Rapid response teams bolster Uganda’s Ebola fight
Mubende – First meeting at 8:00am, last one at 7:00pm. In between, Hilda Wesonga untiringly goes from one village to another to sensitize communities on the current Ebola outbreak. Some evenings, Wesonga features on radio talk-shows where she answers listeners’ questions about the disease, how to protect oneself and where to seek care. This has been her daily routine for the last 58 days.
Wesonga is one of the 48 Rapid Response Teams (RRTs) trained and supported by the World Health Organization (WHO) to respond to the Sudan Ebolavirus outbreak in Uganda, who were deployed to Mubende and Kassanda districts, where the first cases were reported. “We were deployed in Mubende two days after the first case was confirmed to engage with communities and ensure they understand the disease and play their role in the response,” explains Wesonga, whose field of expertise is risk communication and community engagement.
A total of 840 Rapid Response Teams members were trained between December 2020 and April 2022 to support the COVID-19 response. In June 2022, WHO launched the Rapid Response Teams Training and Implementation Package, with 86 Ministry of Health staff trained either as trainers of trainers or national rapid response team members. Since the ongoing Ebola outbreak was declared in September, 60 Rapid Response Team members have been deployed in the districts that reported cases, including Kassanda and Kyegegwa districts, as well as Masaka city and the capital Kampala. They also have been working in districts where no cases have been recorded, but where contacts live, to ensure communities and health workers are prepared to rapidly respond to any potential infection.
Due to its complexity, the response to the Ebola outbreak requires combined efforts of all experts. “When we trained as RRTs, we were from different fields. They wanted those who could handle surveillance, laboratory, risk communication, case management, coordination and logistics,” explains Benard Wandera, a surveillance focal person in Bunyangabu district trained as a rapid respond team member.
The diversity of skills among the Rapid Response Team members is what makes these first responders instrumental, reckons Wandera.
“On deployment, you find yourself indirectly handling all aspects of the response. For example, if your expertise is surveillance, you find yourself also handling some bit of risk communication, coordination and logistics among others,” Wandera says. “When we go to a village for contact tracing or follow up, we do risk communication and surveillance at the same time. After talking to the people about how Ebola spreads and how to prevent it, we start looking for contacts.”
“The rapid response teams are the first responders when we have emergences. They support all aspects of the emergence response,” says Maureen Nyonyintono, an epidemiologist at the WHO Uganda office. “These standby teams readily responded in the first week and have since contributed technically to the Ebola response. Their role is absolutely essential.”
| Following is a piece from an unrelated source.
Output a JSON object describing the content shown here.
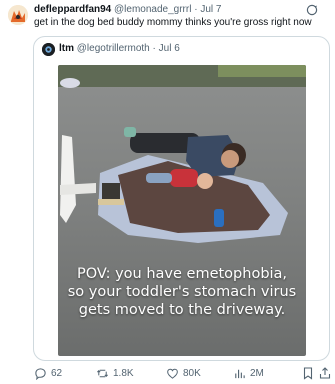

Though health authorities make huge efforts to communicate on the danger of the disease and the need to quickly refer any suspected case to health facilities, many communities remain doubtful when initial engagement is made. “When the community is green about what you are going to talk about, they will always have a lot of questions that will need answers. And, of course, you will take time to answer those questions so as to build trust,” says Wesonga.
Wesonga’s work on risk communication involves community dialogues on Ebola with different groups, disseminating appropriate information and educational materials and attending radio talk shows. Over the last two months, Wesonga and her colleagues have reached more than 25 000 people in Mubende and Kassanda districts. “Everywhere I have gone, people are satisfied. The awareness is high. We are now dealing with behavioural change, which process takes time,” says Wesonga.
The Rapid Response Teams are mindful of infection prevention and control (IPC) measures as they go about their work. “IPC measures while in the field form part of our orientation package. For example, we maintain some distance from each person, in addition to using the basic personal protective equipment like face masks and sanitizers. We also avoid eating, sitting or touching anything while in the field,” explains Wandera.
The work of the Rapid Response Teams facilitated mounting of full-scale emergency response. The collective efforts are paying off. Over the last three weeks, the outbreak has slowed down in six districts, with two dropping from the follow-up list as they have reported no cases in over 42 days.
“The Rapid response teams, that played a crucial role in building the foundation of the response that is now fully deployed and is bearing fruit. Efforts must nevertheless be scaled up and sustain so we can bring this outbreak under control,” says Dr Yonas Tegegn, WHO Representative in Uganda.